As a continuation of one of our recent blog posts on 529 accounts, we now wanted to focus in on the various rules for distributions from those accounts. 529 plan account owners can withdraw any amount from their plans, at any time, but only the qualified distributions that we previously referenced (i.e., for college expenses, $10,000 per year for K-12 tuition/fees, etc.) will be tax-free.
For any non-qualified distributions, the earnings portion must be reported on the account owner’s or the beneficiary’s federal income tax return and is subject to income tax and could incur a 10% penalty. It is important to remember that the principal or your contributions to the 529 plan can always be withdrawn without penalty. However, in some states you may have to pay back any state income tax deductions you previously claimed if you later take a non-qualified withdrawal.
Additionally, the penalty on the earnings/growth portion of non-qualified withdrawals may be waived if there are extenuating circumstances, such as the following:
- The student beneficiary receives a scholarship/tax-free educational assistance
- Receipt of education tax credits, the American Opportunity Tax Credit (AOTC) or Lifetime Learning Tax Credit (LLTC)
- Death or disability of the student beneficiary
- The student beneficiary enrolls in a U.S. service academy
- Return of excess distributions
You would still have to pay income taxes on gains in these circumstances unless you pay for a qualified expense but would avoid the 10% penalty. It is important to keep in mind that any qualified expense that is used to justify an education tax credit (AOTC or LLTC) cannot also be allocated as part of qualified distribution from a 529 plan.
If the student beneficiary gets a scholarship or another exemption occurs, one strategy to avoid taxes and penalties is to change the beneficiary of the 529 plan (or a portion) to a sibling that will have qualified expenses.
Ready to Withdraw?
Thankfully, the rules for how 529 distributions can be executed are pretty flexible for most plans, allowing owners to pay costs directly from the plan assets or reimbursing themselves after paying expenses from personal funds. For the latter, you must submit your request for the cash reimbursement from the plan within the same calendar year—not the same academic year—as you make the payment. If you have a credit card that earns points or cash back, we recommend using that for qualified expenses to get the points/cash back and then reimbursing from the 529 plan.

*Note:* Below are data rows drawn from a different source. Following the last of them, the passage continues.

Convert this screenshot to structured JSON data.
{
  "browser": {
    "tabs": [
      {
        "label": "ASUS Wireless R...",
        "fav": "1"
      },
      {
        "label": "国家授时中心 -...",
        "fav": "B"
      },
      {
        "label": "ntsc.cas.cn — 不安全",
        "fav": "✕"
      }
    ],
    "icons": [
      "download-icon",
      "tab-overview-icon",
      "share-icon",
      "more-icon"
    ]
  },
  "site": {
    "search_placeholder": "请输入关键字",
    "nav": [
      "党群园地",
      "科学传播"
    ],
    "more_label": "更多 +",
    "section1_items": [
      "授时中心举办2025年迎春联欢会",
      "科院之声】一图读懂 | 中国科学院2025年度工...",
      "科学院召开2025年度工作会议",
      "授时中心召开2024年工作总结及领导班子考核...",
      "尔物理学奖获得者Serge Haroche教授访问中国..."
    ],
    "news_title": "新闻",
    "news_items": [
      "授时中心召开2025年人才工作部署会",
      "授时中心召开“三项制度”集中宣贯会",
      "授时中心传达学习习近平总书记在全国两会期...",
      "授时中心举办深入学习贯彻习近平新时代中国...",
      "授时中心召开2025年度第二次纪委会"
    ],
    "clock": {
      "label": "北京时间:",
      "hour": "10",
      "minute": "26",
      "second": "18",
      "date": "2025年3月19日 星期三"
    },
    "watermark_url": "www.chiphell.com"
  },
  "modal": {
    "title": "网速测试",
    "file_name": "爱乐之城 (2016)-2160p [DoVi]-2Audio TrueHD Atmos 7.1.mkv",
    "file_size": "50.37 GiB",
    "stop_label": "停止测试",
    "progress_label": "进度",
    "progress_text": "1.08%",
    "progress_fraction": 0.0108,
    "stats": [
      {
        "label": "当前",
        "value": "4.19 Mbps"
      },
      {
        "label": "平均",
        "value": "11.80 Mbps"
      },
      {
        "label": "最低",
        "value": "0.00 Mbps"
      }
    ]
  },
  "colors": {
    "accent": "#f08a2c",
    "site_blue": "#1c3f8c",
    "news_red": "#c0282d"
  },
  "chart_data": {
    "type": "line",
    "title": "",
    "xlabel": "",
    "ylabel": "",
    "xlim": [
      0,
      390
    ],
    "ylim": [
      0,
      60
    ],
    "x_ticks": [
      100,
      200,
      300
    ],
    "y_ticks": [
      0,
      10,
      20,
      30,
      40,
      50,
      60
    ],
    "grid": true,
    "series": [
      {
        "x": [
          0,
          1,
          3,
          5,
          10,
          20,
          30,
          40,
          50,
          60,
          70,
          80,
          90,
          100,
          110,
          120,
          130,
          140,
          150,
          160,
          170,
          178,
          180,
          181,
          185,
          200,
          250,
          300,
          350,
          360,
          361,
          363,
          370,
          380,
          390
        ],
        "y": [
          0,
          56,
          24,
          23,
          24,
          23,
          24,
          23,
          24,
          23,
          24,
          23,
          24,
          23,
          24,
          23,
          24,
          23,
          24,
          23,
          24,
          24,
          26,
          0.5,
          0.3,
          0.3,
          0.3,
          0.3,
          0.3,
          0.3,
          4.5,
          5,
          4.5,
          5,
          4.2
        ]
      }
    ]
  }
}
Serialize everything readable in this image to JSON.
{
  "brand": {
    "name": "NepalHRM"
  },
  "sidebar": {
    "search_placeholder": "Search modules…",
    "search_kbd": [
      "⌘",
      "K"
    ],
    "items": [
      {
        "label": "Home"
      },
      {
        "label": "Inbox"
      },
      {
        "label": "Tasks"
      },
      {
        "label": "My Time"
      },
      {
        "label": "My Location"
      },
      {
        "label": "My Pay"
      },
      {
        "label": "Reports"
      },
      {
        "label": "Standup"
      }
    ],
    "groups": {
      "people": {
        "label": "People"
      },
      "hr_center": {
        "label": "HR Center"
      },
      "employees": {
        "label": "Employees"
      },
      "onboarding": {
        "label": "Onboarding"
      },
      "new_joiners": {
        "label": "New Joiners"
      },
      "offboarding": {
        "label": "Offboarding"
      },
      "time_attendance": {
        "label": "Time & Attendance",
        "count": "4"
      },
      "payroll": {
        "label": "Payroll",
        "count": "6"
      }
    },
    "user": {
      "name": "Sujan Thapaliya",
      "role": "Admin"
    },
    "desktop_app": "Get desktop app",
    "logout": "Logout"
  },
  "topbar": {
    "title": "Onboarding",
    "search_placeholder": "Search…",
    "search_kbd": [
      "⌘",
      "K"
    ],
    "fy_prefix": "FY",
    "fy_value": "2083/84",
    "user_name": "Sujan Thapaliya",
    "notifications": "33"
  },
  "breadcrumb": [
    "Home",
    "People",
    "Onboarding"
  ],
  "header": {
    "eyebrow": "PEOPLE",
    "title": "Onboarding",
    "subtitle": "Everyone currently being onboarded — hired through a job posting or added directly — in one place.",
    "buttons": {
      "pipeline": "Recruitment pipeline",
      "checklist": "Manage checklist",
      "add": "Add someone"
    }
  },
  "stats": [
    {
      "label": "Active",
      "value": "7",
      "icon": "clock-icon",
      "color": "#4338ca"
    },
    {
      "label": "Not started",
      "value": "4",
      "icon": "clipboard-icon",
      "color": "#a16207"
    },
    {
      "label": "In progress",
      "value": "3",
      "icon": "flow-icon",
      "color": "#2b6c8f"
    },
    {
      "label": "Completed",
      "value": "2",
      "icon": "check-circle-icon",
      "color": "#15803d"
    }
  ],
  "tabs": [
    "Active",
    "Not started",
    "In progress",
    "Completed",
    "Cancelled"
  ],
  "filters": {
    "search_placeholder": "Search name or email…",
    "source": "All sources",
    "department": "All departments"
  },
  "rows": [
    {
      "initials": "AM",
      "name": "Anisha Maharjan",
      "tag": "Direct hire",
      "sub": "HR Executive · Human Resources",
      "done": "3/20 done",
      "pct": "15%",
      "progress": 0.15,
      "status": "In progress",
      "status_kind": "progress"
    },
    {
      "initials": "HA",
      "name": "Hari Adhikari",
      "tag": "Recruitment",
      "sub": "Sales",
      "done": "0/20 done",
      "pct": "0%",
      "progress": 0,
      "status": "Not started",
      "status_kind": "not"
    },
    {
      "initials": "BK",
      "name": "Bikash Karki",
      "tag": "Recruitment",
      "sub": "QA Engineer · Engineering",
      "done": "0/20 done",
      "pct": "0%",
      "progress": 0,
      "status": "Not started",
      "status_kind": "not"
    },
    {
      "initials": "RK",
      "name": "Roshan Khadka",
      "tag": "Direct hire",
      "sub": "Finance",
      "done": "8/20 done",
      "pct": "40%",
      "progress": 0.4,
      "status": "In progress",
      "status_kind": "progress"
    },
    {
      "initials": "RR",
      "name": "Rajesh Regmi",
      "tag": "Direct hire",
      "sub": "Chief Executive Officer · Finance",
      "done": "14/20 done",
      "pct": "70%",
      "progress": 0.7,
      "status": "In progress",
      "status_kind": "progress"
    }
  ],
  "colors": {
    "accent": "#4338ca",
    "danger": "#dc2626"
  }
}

As with most things in life, making a plan and keeping good records usually leads to a better outcome. Please contact us if you would like to start a new education planning discussion or review any existing plans.